### Exercise details
Once you find a line containing the word "path" in the entries below, copy it.

### Given information
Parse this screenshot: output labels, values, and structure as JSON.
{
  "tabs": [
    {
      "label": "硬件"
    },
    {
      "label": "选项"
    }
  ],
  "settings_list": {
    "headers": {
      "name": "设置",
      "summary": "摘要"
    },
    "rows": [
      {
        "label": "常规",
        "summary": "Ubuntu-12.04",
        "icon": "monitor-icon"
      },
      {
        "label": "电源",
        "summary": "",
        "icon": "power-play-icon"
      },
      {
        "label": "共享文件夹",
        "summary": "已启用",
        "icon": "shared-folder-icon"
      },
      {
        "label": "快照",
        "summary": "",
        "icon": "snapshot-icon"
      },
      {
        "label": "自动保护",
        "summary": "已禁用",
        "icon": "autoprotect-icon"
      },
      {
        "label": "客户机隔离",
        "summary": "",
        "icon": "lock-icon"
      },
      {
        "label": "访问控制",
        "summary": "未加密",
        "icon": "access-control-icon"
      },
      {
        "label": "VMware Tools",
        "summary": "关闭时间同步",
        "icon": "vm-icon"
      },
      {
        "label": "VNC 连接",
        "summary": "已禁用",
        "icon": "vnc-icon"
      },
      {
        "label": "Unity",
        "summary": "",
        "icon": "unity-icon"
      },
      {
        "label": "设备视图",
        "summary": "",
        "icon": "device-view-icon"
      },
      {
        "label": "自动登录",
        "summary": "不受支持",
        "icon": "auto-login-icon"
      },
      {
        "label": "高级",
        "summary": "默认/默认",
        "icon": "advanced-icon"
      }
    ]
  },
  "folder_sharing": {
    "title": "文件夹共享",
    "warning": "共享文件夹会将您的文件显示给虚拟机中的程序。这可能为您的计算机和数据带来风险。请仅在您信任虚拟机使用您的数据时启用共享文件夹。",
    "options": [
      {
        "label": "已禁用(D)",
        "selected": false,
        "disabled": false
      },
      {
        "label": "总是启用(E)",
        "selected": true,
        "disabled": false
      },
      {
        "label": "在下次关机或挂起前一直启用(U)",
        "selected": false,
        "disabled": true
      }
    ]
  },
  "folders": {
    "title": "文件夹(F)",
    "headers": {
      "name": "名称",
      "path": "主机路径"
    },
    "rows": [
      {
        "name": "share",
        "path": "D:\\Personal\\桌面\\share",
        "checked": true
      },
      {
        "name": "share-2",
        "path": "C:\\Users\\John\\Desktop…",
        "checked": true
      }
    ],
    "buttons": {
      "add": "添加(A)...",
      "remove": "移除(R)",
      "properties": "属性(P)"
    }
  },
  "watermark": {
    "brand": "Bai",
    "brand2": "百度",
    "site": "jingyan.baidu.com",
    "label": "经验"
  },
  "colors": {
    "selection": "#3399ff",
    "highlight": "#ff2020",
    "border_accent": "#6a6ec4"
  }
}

### Solution
      "path": "主机路径"
        "path": "D:\\Personal\\桌面\\share",
        "path": "C:\\Users\\John\\Desktop…",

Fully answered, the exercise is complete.